“I have been to all 44 counties and 29 of 31 republican counties Lincoln Days events this year,” Trotter said. “I have been to many Republican central committee meetings in many counties, and many groups set up [a] meet-and-greet for my campaign.”
“It’s been awesome.”
Turnbull said he is running on a platform of God, family, country, and strong leadership with integrity.
“I love America. I love what it stands for—the freedoms, the opportunities. We the people, now more than ever, must demand our elected officials work within the limits set forth in the Constitution.”
Crisis at the Southern Border
Trotter said the main issues for the state are voter integrity, reducing the $30 trillion national debt, and securing the southern border.
Kootenai County, Ada County, and Bonneville County, all Republican strongholds, will likely “have the most influence,” he said.
“I feel called for such a time as this. I am here to help. I have been declaring life, liberty, and the pursuit of happiness, and God is our standard, and we need to trust Him for our decisions.
“I want to help restore American pride and encourage our nation and [Idaho] to continue to keep our eyes on God and stand for our Constitution.”
In a race for Idaho’s 2nd Congressional District in the U.S. House of Representatives, the Republican candidates include the incumbent Mike Simpson, Daniel Levy, Flint Christensen, Chris Porter, Bryan Smith, and Democrat Wendy Norman.
Simpson said he would continue standing up for Idaho’s conservative values in Congress while fighting to stop far-left’s socialist agenda.
“I have an ‘A’ rating with the NRA and a 100 percent rating with National Right to Life. I voted for President Trump’s agenda in Congress and stood up to the radical liberals both times [when] they tried to impeach him,” Simpson said.

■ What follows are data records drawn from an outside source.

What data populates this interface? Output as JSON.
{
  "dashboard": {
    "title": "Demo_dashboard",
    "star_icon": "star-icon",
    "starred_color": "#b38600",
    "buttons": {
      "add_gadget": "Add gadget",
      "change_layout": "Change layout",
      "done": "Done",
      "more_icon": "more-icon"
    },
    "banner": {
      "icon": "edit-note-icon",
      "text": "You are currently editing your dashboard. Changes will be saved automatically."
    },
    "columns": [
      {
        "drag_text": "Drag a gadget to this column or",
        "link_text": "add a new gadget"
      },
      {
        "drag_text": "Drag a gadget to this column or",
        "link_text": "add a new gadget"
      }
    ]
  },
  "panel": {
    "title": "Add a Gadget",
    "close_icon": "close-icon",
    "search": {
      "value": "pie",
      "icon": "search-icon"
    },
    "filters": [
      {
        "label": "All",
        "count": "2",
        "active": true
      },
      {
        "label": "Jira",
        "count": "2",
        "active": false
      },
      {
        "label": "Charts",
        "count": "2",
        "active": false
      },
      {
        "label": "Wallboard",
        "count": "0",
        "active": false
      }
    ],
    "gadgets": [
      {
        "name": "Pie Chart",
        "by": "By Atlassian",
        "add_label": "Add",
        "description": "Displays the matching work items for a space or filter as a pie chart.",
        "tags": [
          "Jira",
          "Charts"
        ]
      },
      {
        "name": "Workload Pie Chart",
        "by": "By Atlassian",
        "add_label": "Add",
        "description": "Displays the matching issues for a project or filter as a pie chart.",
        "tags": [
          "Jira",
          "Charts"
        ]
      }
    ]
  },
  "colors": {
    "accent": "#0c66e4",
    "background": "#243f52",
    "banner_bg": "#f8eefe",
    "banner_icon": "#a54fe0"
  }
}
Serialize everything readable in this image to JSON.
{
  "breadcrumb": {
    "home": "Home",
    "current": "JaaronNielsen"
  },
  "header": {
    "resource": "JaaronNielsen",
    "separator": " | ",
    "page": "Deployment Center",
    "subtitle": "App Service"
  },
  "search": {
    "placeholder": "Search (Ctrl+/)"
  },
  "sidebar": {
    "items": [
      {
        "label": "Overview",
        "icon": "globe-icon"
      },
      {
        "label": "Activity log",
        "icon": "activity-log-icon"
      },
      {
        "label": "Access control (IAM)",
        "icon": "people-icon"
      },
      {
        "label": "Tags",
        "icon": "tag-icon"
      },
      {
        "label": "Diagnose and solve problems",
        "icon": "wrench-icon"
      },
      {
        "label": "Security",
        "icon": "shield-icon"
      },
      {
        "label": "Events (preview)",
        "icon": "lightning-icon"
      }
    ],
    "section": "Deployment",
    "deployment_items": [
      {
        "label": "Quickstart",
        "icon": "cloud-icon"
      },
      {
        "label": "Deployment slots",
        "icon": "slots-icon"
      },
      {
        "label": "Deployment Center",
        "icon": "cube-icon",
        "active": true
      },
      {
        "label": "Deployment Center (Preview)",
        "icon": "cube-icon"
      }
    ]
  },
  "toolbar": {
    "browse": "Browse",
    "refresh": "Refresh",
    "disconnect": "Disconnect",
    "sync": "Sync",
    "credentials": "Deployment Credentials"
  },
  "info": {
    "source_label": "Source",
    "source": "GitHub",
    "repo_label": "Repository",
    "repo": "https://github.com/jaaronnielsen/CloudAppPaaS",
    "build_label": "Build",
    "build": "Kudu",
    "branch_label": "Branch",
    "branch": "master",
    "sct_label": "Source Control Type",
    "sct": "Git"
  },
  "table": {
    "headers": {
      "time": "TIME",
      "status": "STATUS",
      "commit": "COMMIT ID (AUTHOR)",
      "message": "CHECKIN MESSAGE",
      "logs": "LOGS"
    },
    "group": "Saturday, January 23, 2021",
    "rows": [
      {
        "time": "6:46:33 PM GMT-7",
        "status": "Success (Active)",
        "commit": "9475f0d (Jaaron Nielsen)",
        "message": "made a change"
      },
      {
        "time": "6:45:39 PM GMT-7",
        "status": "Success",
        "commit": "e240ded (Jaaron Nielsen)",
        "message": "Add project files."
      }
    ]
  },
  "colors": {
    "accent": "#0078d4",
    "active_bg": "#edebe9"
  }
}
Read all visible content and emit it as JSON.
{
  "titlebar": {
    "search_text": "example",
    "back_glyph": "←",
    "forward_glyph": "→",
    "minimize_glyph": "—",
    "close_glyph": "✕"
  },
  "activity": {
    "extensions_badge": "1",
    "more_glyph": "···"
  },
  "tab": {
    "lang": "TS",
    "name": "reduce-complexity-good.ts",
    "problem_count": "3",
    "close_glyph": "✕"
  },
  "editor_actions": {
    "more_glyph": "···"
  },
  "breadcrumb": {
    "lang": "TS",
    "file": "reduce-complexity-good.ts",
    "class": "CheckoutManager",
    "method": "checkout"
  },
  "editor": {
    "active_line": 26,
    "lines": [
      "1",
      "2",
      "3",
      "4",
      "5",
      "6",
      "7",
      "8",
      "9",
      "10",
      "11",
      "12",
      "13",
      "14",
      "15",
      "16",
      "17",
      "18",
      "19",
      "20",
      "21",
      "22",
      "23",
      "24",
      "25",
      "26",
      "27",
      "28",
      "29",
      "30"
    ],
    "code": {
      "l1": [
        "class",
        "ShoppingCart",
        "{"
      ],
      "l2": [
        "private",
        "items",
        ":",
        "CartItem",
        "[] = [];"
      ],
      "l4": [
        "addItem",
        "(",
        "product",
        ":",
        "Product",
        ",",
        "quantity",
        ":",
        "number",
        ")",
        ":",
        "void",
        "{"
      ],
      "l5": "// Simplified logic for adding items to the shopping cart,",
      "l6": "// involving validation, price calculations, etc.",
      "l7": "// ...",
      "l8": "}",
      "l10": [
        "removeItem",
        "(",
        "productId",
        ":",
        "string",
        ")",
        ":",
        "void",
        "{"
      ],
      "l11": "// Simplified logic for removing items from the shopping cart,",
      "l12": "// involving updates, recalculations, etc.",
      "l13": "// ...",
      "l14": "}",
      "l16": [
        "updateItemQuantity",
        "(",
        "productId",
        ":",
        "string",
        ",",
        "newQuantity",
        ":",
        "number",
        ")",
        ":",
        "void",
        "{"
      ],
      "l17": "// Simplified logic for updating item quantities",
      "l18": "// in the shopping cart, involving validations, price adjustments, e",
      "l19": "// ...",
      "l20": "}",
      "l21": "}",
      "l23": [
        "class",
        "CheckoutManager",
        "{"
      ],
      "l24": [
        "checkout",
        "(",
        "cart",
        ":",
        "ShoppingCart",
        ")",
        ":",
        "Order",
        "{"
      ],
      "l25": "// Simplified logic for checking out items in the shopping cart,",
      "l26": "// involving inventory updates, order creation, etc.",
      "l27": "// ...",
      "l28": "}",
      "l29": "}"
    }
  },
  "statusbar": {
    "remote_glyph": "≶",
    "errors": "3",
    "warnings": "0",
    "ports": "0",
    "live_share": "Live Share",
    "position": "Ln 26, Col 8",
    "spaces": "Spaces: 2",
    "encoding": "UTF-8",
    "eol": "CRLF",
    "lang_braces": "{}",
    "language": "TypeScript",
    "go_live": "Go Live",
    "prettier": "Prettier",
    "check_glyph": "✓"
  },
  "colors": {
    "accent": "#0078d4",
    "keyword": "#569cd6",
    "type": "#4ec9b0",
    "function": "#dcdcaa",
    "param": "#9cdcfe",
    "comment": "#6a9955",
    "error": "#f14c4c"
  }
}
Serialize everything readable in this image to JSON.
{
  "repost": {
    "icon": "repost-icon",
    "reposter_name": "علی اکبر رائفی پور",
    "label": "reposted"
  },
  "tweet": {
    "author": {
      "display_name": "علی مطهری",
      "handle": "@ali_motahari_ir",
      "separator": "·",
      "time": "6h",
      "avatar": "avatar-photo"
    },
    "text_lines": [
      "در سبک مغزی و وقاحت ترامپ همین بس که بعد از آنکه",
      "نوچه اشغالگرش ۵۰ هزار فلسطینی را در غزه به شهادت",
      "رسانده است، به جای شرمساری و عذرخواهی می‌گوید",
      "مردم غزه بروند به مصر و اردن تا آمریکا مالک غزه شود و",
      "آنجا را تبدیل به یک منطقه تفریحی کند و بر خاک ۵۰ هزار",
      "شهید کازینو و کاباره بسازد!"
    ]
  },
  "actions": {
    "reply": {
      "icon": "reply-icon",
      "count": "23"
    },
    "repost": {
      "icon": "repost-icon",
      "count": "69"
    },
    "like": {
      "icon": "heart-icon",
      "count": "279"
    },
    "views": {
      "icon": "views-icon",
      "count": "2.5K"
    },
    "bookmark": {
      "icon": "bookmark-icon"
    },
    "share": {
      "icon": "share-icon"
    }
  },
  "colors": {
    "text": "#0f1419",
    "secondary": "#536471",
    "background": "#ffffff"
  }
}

Norman said she would address economic inequality if elected.
“We are rapidly becoming a nation of haves and have-nots, and income inequality is on the rise,” Norman said in a campaign statement.
“I will fight for a level playing field for all Idahoans, an end to inflation, and policies to promote economic equity, including fiscal responsibility, reducing the debt, and bringing high-paying jobs back to Idaho and America.”
In a campaign statement, Flint said that he couldn’t know that he would be the best politician, but he was sure that the people of Idaho “have had enough of politicians.”
“I know I will have plenty to learn about the pomp and circumstance during my service in the House, but I will not have to learn how to vote with integrity, for freedom, for Idaho.”
Smith said he’s running for Congress to ensure election integrity, establish term limits, implement an effective energy policy, and address the Biden administration’s “insane border policies” that have created a crisis.
“I will fight to restart building the Trump border wall. We must return to the policy where people had to go home to request entry into our country legally and not be let in by the tens of thousands illegally,” Smith said in a campaign statement.
Levy told The Epoch Times that the primary race should be that Idaho is one of the most conservative states in the country, “but sadly, it is not represented that way.
“I am running against an incumbent who has sat in the office for 24 years, and [he’s] been one of the 15 most left-wing Republicans in office, and also voted for all of the bad [neoconservative] ideas of the last three decades,” Levy said.
“The incumbent supported giving away Americans’ right to privacy—the incumbent voted for the Bush regime-change wars—and now the incumbent supports the proxy war scam in Ukraine.”
In a race for Idaho’s District 1 U.S. House Representaive, incumbent Russ Fulcher (R), Kaylee Peterson (D), and Joe Evans (L) are running unopposed.